── The input

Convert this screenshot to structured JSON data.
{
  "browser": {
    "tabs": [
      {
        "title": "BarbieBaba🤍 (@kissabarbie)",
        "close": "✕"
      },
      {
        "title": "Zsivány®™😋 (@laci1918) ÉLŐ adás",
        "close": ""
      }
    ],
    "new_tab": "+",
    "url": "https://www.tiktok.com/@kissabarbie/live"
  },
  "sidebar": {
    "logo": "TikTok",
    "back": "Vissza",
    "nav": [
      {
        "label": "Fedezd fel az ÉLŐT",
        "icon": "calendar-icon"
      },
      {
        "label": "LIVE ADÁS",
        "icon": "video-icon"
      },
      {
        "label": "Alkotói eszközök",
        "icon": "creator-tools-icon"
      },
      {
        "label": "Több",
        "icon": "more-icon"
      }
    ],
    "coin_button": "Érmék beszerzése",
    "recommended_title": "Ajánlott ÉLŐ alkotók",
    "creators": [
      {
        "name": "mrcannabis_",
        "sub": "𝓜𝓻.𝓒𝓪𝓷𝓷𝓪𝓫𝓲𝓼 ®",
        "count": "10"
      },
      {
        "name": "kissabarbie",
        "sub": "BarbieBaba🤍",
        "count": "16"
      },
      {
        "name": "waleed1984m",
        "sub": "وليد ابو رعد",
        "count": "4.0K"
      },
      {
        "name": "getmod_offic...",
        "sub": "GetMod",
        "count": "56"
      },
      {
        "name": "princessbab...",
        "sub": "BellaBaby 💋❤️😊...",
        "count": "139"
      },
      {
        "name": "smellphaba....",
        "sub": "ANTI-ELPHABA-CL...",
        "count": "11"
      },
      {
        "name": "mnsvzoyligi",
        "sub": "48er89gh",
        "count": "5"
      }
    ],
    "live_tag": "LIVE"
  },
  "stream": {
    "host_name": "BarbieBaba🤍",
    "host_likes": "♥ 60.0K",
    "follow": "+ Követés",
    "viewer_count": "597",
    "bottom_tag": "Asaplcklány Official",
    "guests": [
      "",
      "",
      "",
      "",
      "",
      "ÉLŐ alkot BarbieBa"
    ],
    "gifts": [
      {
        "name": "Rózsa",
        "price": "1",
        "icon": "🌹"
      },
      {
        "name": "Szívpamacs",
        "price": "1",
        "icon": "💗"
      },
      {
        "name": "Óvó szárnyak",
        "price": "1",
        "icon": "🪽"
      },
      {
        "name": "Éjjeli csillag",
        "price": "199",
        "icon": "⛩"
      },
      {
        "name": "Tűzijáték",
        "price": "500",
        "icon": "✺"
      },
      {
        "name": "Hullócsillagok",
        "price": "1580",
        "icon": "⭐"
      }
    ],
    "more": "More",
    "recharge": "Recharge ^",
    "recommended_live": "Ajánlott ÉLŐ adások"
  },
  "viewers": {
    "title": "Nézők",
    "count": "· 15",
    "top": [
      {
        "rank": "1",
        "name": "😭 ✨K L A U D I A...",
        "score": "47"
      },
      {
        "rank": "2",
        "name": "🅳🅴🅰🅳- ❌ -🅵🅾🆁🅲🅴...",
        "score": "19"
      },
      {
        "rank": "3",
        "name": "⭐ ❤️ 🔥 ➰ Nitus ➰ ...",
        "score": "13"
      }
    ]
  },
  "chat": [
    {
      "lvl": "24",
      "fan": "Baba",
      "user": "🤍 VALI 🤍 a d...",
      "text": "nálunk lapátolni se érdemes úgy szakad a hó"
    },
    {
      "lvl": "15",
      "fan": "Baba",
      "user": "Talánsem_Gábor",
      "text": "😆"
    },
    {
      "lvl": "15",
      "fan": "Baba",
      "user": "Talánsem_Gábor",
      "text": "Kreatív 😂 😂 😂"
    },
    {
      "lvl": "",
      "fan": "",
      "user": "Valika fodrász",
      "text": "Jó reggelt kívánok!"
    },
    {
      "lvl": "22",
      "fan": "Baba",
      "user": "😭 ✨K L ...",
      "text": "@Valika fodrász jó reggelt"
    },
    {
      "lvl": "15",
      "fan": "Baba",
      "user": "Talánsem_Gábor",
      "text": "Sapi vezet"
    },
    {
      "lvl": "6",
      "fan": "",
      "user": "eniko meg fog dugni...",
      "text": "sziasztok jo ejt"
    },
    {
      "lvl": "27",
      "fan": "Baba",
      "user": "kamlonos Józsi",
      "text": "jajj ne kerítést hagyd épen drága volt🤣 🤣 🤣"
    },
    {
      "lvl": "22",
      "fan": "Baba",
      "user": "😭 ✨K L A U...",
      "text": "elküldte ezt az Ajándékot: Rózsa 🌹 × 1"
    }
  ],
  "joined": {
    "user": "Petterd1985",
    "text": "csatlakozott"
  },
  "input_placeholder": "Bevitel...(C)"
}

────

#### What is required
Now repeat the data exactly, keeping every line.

#### Response for this exercise
Convert this screenshot to structured JSON data.
{
  "browser": {
    "tabs": [
      {
        "title": "BarbieBaba🤍 (@kissabarbie)",
        "close": "✕"
      },
      {
        "title": "Zsivány®™😋 (@laci1918) ÉLŐ adás",
        "close": ""
      }
    ],
    "new_tab": "+",
    "url": "https://www.tiktok.com/@kissabarbie/live"
  },
  "sidebar": {
    "logo": "TikTok",
    "back": "Vissza",
    "nav": [
      {
        "label": "Fedezd fel az ÉLŐT",
        "icon": "calendar-icon"
      },
      {
        "label": "LIVE ADÁS",
        "icon": "video-icon"
      },
      {
        "label": "Alkotói eszközök",
        "icon": "creator-tools-icon"
      },
      {
        "label": "Több",
        "icon": "more-icon"
      }
    ],
    "coin_button": "Érmék beszerzése",
    "recommended_title": "Ajánlott ÉLŐ alkotók",
    "creators": [
      {
        "name": "mrcannabis_",
        "sub": "𝓜𝓻.𝓒𝓪𝓷𝓷𝓪𝓫𝓲𝓼 ®",
        "count": "10"
      },
      {
        "name": "kissabarbie",
        "sub": "BarbieBaba🤍",
        "count": "16"
      },
      {
        "name": "waleed1984m",
        "sub": "وليد ابو رعد",
        "count": "4.0K"
      },
      {
        "name": "getmod_offic...",
        "sub": "GetMod",
        "count": "56"
      },
      {
        "name": "princessbab...",
        "sub": "BellaBaby 💋❤️😊...",
        "count": "139"
      },
      {
        "name": "smellphaba....",
        "sub": "ANTI-ELPHABA-CL...",
        "count": "11"
      },
      {
        "name": "mnsvzoyligi",
        "sub": "48er89gh",
        "count": "5"
      }
    ],
    "live_tag": "LIVE"
  },
  "stream": {
    "host_name": "BarbieBaba🤍",
    "host_likes": "♥ 60.0K",
    "follow": "+ Követés",
    "viewer_count": "597",
    "bottom_tag": "Asaplcklány Official",
    "guests": [
      "",
      "",
      "",
      "",
      "",
      "ÉLŐ alkot BarbieBa"
    ],
    "gifts": [
      {
        "name": "Rózsa",
        "price": "1",
        "icon": "🌹"
      },
      {
        "name": "Szívpamacs",
        "price": "1",
        "icon": "💗"
      },
      {
        "name": "Óvó szárnyak",
        "price": "1",
        "icon": "🪽"
      },
      {
        "name": "Éjjeli csillag",
        "price": "199",
        "icon": "⛩"
      },
      {
        "name": "Tűzijáték",
        "price": "500",
        "icon": "✺"
      },
      {
        "name": "Hullócsillagok",
        "price": "1580",
        "icon": "⭐"
      }
    ],
    "more": "More",
    "recharge": "Recharge ^",
    "recommended_live": "Ajánlott ÉLŐ adások"
  },
  "viewers": {
    "title": "Nézők",
    "count": "· 15",
    "top": [
      {
        "rank": "1",
        "name": "😭 ✨K L A U D I A...",
        "score": "47"
      },
      {
        "rank": "2",
        "name": "🅳🅴🅰🅳- ❌ -🅵🅾🆁🅲🅴...",
        "score": "19"
      },
      {
        "rank": "3",
        "name": "⭐ ❤️ 🔥 ➰ Nitus ➰ ...",
        "score": "13"
      }
    ]
  },
  "chat": [
    {
      "lvl": "24",
      "fan": "Baba",
      "user": "🤍 VALI 🤍 a d...",
      "text": "nálunk lapátolni se érdemes úgy szakad a hó"
    },
    {
      "lvl": "15",
      "fan": "Baba",
      "user": "Talánsem_Gábor",
      "text": "😆"
    },
    {
      "lvl": "15",
      "fan": "Baba",
      "user": "Talánsem_Gábor",
      "text": "Kreatív 😂 😂 😂"
    },
    {
      "lvl": "",
      "fan": "",
      "user": "Valika fodrász",
      "text": "Jó reggelt kívánok!"
    },
    {
      "lvl": "22",
      "fan": "Baba",
      "user": "😭 ✨K L ...",
      "text": "@Valika fodrász jó reggelt"
    },
    {
      "lvl": "15",
      "fan": "Baba",
      "user": "Talánsem_Gábor",
      "text": "Sapi vezet"
    },
    {
      "lvl": "6",
      "fan": "",
      "user": "eniko meg fog dugni...",
      "text": "sziasztok jo ejt"
    },
    {
      "lvl": "27",
      "fan": "Baba",
      "user": "kamlonos Józsi",
      "text": "jajj ne kerítést hagyd épen drága volt🤣 🤣 🤣"
    },
    {
      "lvl": "22",
      "fan": "Baba",
      "user": "😭 ✨K L A U...",
      "text": "elküldte ezt az Ajándékot: Rózsa 🌹 × 1"
    }
  ],
  "joined": {
    "user": "Petterd1985",
    "text": "csatlakozott"
  },
  "input_placeholder": "Bevitel...(C)"
}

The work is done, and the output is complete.